■ SOURCE RECORDS:
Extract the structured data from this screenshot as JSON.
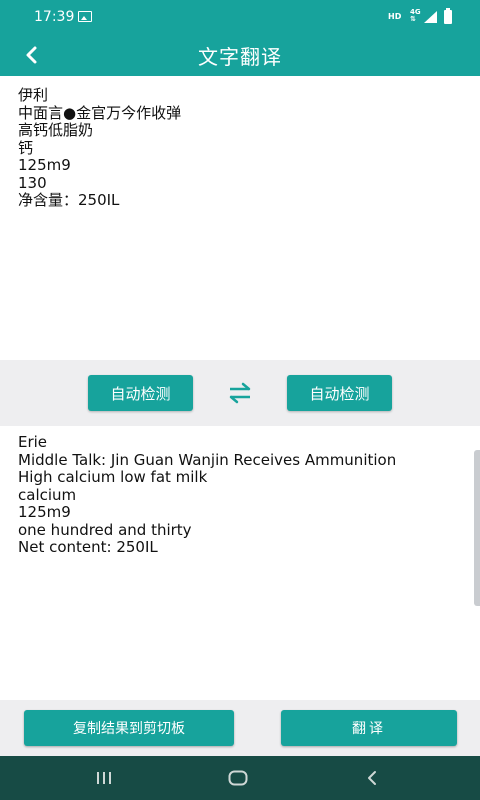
{
  "status_bar": {
    "time": "17:39",
    "hd": "HD",
    "network": "4G",
    "icons": [
      "image-icon",
      "signal-icon",
      "battery-icon"
    ]
  },
  "app_bar": {
    "title": "文字翻译",
    "back_icon": "chevron-left-icon"
  },
  "source": {
    "lines": [
      "伊利",
      "中面言●金官万今作收弹",
      "高钙低脂奶",
      "钙",
      "125m9",
      "130",
      "净含量：250IL"
    ]
  },
  "languages": {
    "source_label": "自动检测",
    "target_label": "自动检测",
    "swap_icon": "swap-arrows-icon"
  },
  "result": {
    "lines": [
      "Erie",
      "Middle Talk: Jin Guan Wanjin Receives Ammunition",
      "High calcium low fat milk",
      "calcium",
      "125m9",
      "one hundred and thirty",
      "Net content: 250IL"
    ]
  },
  "actions": {
    "copy_label": "复制结果到剪切板",
    "translate_label": "翻译"
  },
  "colors": {
    "primary": "#17a39c",
    "nav_bar": "#174b45",
    "panel_gray": "#eeeef0"
  }
}
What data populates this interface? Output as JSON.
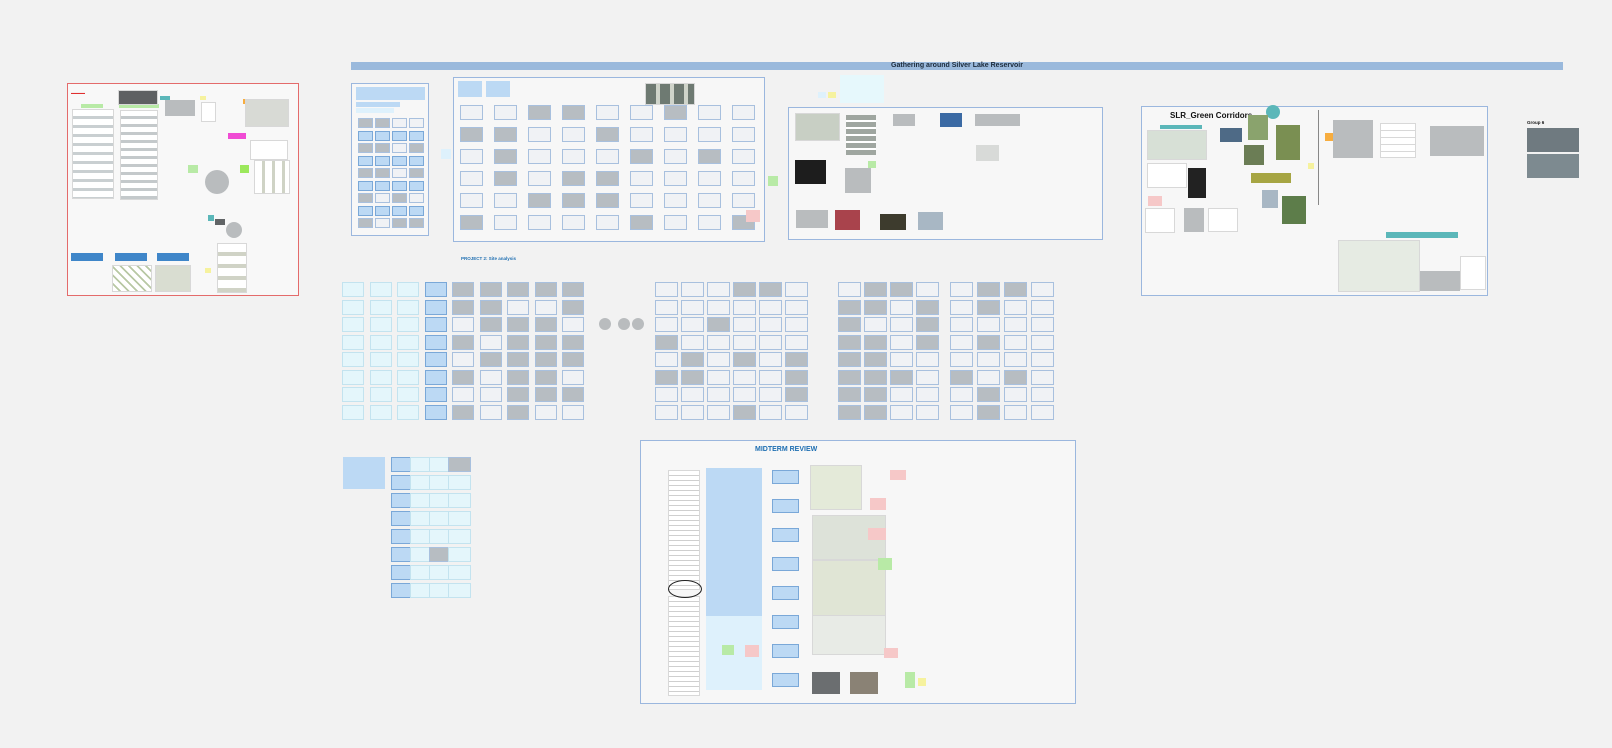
{
  "canvas": {
    "background": "#f2f2f2"
  },
  "board": {
    "banner_title": "Gathering around Silver Lake Reservoir",
    "project2_heading": "PROJECT 2: Site analysis",
    "midterm_heading": "MIDTERM REVIEW",
    "green_corridors_heading": "SLR_Green Corridors",
    "group_label": "Group 6"
  },
  "colors": {
    "frame_blue": "#7da2d6",
    "frame_red": "#e46b6b",
    "banner": "#9ab9dc",
    "sticky_blue": "#bcd9f4",
    "sticky_pink": "#f6c8c8",
    "sticky_green": "#b8eaa6",
    "sticky_yellow": "#f6f29e",
    "sticky_orange": "#f7ad3f",
    "sticky_magenta": "#f04cd4",
    "sticky_teal": "#5bb7b9"
  },
  "icons": {
    "sticky": "sticky-note-icon",
    "image": "image-thumbnail-icon",
    "document": "document-icon"
  }
}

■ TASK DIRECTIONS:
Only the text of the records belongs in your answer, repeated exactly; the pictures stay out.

■ TASK ANSWER:
Extract the structured data from this screenshot as JSON.
{
  "status_bar": {
    "time": "17:39",
    "hd": "HD",
    "network": "4G",
    "icons": [
      "image-icon",
      "signal-icon",
      "battery-icon"
    ]
  },
  "app_bar": {
    "title": "文字翻译",
    "back_icon": "chevron-left-icon"
  },
  "source": {
    "lines": [
      "伊利",
      "中面言●金官万今作收弹",
      "高钙低脂奶",
      "钙",
      "125m9",
      "130",
      "净含量：250IL"
    ]
  },
  "languages": {
    "source_label": "自动检测",
    "target_label": "自动检测",
    "swap_icon": "swap-arrows-icon"
  },
  "result": {
    "lines": [
      "Erie",
      "Middle Talk: Jin Guan Wanjin Receives Ammunition",
      "High calcium low fat milk",
      "calcium",
      "125m9",
      "one hundred and thirty",
      "Net content: 250IL"
    ]
  },
  "actions": {
    "copy_label": "复制结果到剪切板",
    "translate_label": "翻译"
  },
  "colors": {
    "primary": "#17a39c",
    "nav_bar": "#174b45",
    "panel_gray": "#eeeef0"
  }
}
What data populates this interface? Output as JSON.
{
  "canvas": {
    "background": "#f2f2f2"
  },
  "board": {
    "banner_title": "Gathering around Silver Lake Reservoir",
    "project2_heading": "PROJECT 2: Site analysis",
    "midterm_heading": "MIDTERM REVIEW",
    "green_corridors_heading": "SLR_Green Corridors",
    "group_label": "Group 6"
  },
  "colors": {
    "frame_blue": "#7da2d6",
    "frame_red": "#e46b6b",
    "banner": "#9ab9dc",
    "sticky_blue": "#bcd9f4",
    "sticky_pink": "#f6c8c8",
    "sticky_green": "#b8eaa6",
    "sticky_yellow": "#f6f29e",
    "sticky_orange": "#f7ad3f",
    "sticky_magenta": "#f04cd4",
    "sticky_teal": "#5bb7b9"
  },
  "icons": {
    "sticky": "sticky-note-icon",
    "image": "image-thumbnail-icon",
    "document": "document-icon"
  }
}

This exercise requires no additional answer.